Adam Greenfield is anti Social Networking

I only recently came across this post from Adam Greenfield in which he explains why he believes that computer-mediated social networking is inherently bad: “Antisocial networking.”

It’s an important and powerful critique, though one with which I ultimately disagree. Greenfield essentially argues that:

  1. Social networking applications must, necessarily, oversimplify human relationships: they couldn’t possibly represent the complex and dynamic nature of any graph connecting a pair of individuals, let alone the mesh of a whole community.
  2. As a result, they inevitably create emotional distress, anguish, and pain for users (and sometimes even for non-users)
  3. Therefore, we should not use them.

The problem, as Greenfield sees it, is that we’re allowing technical architectures to intrude upon the pre-technical, social space of human relationships. We’re allowing the web of human relationships as-modeled-by-software-systems to reduce, pollute, and corrupt the web of human relationship as modeled in the human psyche and history of culture.

Here’s one of the critical paragraphs of the piece, though you should read it (and the comments to it) in full:

What these commentators do not or cannot admit, though, is that the whole milieu in which these concerns of openness and portability are contained is broken – and not just a little broken, but badly so. All social-networking systems, as currently designed, demonstrably create social awkwardnesses that did not, and could not, exist before. All social-networking systems constrain, by design and intention, any expression of the full band of human relationship types to a very few crude options – and those static! A wiser response to them would be to recognize that, in the words of the old movie, “the only way to win is not to play.”

Greenfield takes apart the XFN standard, noting that it prohibits, by design, “negative relationships,” and goes on to assert that negative relations are critical to the social fabric. However, it is important to be able to keep some of those feelings (and their dynamic nature) to yourself:

social comfort and coherence require that by far the majority of actual feelings regarding the people in our lives not be made explicit. In my experience, any degree of smooth and compassionate human concourse absolutely requires plausible deniability, and a certain degree of dissembling regarding your actual, operative feelings for the people you’re engaged with, however much you love them.

Finally, Greenfield concludes:

I believe that technically-mediated social networking at any level beyond very simple, local applications is fundamentally, and probably persistently, a bad idea. From where I stand, the only sane response is to keep our conceptions of friendship and affinity from being polluted by technical metaphors and constraints to begin with.

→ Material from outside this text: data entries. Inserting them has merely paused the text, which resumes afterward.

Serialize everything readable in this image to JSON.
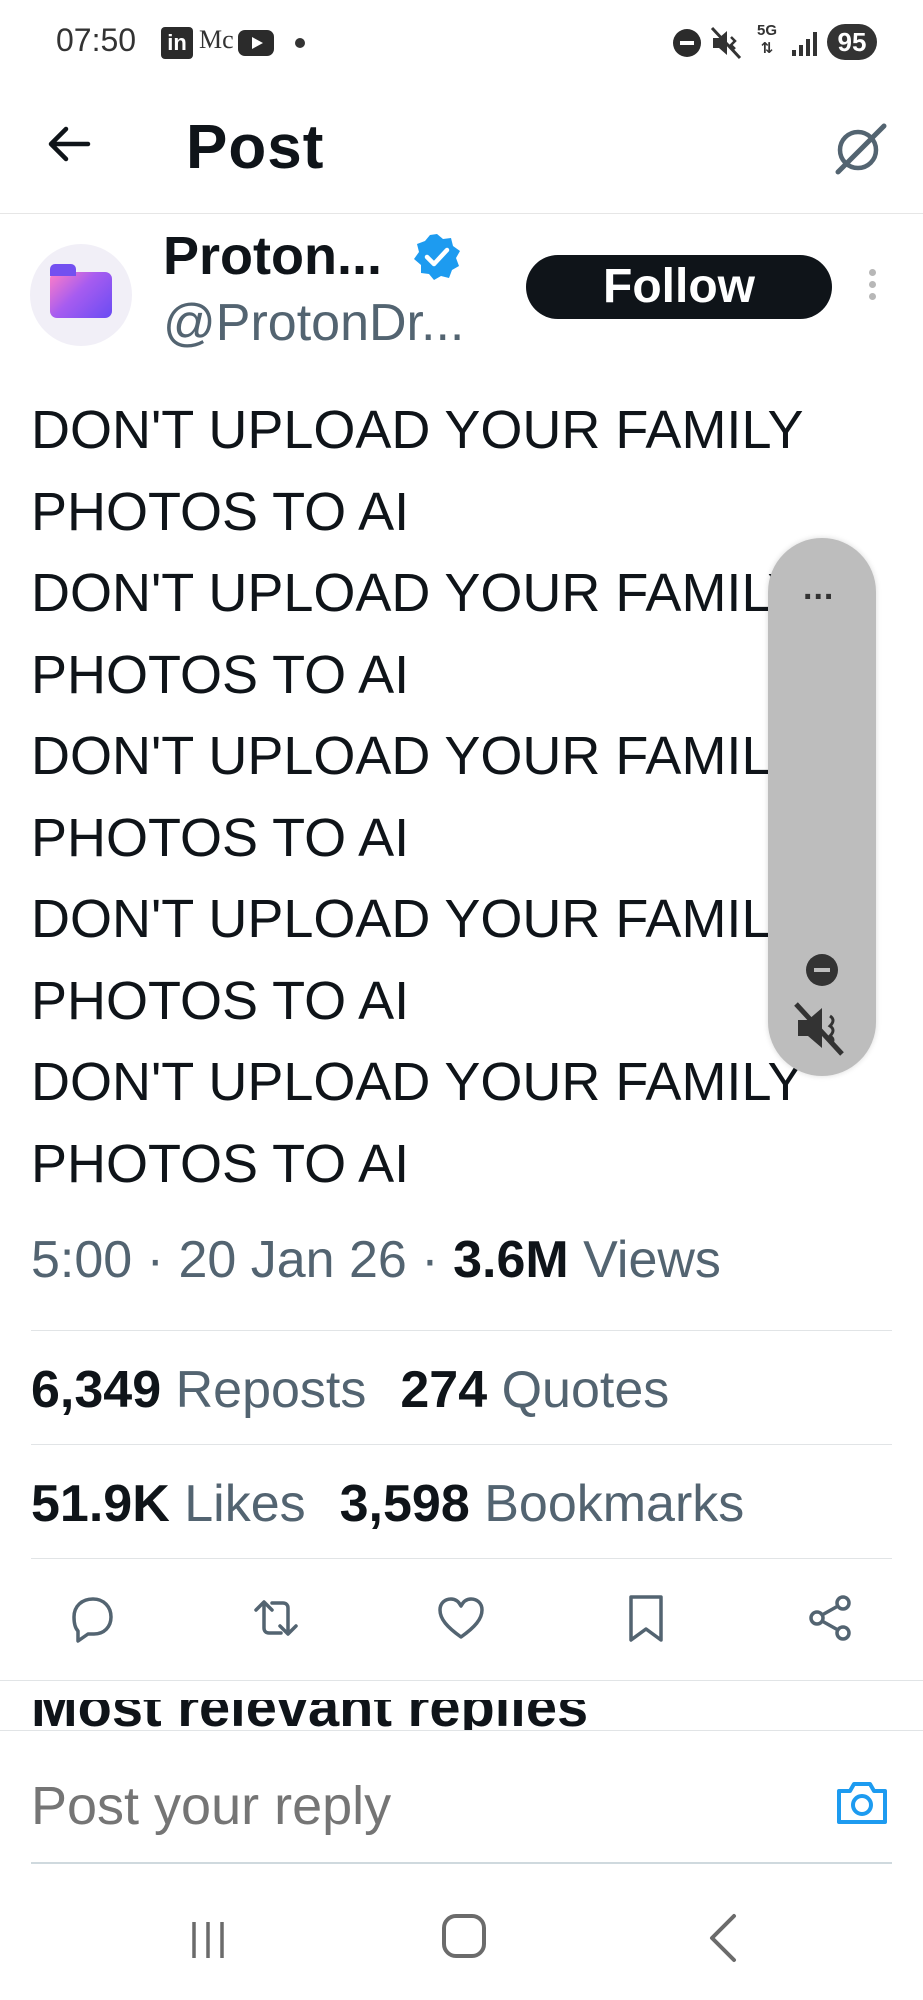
{
  "status_bar": {
    "time": "07:50",
    "linkedin_label": "in",
    "m_label": "Mc",
    "five_g": "5G",
    "battery": "95"
  },
  "header": {
    "title": "Post",
    "back_icon": "arrow-left-icon",
    "grok_icon": "grok-icon"
  },
  "post": {
    "author_name": "Proton...",
    "author_handle": "@ProtonDr...",
    "verified": true,
    "follow_label": "Follow",
    "text_lines": [
      "DON'T UPLOAD YOUR FAMILY",
      "PHOTOS TO AI",
      "DON'T UPLOAD YOUR FAMILY",
      "PHOTOS TO AI",
      "DON'T UPLOAD YOUR FAMILY",
      "PHOTOS TO AI",
      "DON'T UPLOAD YOUR FAMILY",
      "PHOTOS TO AI",
      "DON'T UPLOAD YOUR FAMILY",
      "PHOTOS TO AI"
    ],
    "time": "5:00",
    "date": "20 Jan 26",
    "views_count": "3.6M",
    "views_label": "Views",
    "reposts_count": "6,349",
    "reposts_label": "Reposts",
    "quotes_count": "274",
    "quotes_label": "Quotes",
    "likes_count": "51.9K",
    "likes_label": "Likes",
    "bookmarks_count": "3,598",
    "bookmarks_label": "Bookmarks"
  },
  "actions": [
    "reply-icon",
    "repost-icon",
    "like-icon",
    "bookmark-icon",
    "share-icon"
  ],
  "next_section_partial": "Most relevant replies",
  "reply": {
    "placeholder": "Post your reply"
  },
  "volume_panel": {
    "more_label": "..."
  },
  "colors": {
    "text_primary": "#0f1419",
    "text_secondary": "#536471",
    "verified_blue": "#1d9bf0",
    "follow_bg": "#0f1419",
    "panel_gray": "#bdbdbd"
  }
}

It’s almost enough to make me shutter my Facebook account, but then it’s my move in Scrabulous.

My issue with Greenfield’s account, however, is that he assumes that simply not playing is a viable answer. Like Bartleby‘s “I would prefer not to,” Greenfield’s renunciation of all software-modeled relationships risks a slippery slope which ends in renouncing all online participation.

After all, doesn’t blogging software also create social discomfort and awkwardness which didn’t exist before? (Didn’t you read my blog post on X? I can’t believe the comment Y left on Z’s blog!)

It is vitally important to remember that there is (and will always be) a reduction inherent in transforming the complex and dynamic mesh that is human relationships down to a “social network” as understood by Facebook, LinkedIn, and the like – but I have to disagree that the only appropriate response to that reduction is to take my ball and go home.

Where social networking applications cause emotional pain we need greater education and contextualization. I don’t know about your teen years, but I was certainly familiar with artifical indicators of popularity and mechanisms of exclusion in mine.

This is not to say the mechanism of bullying, exclusion, and oneupmanship aren’t different in an online social networking world, but that we need to learn to understand, explain, and mediate those differences, not ignore the social networks and hope they go away.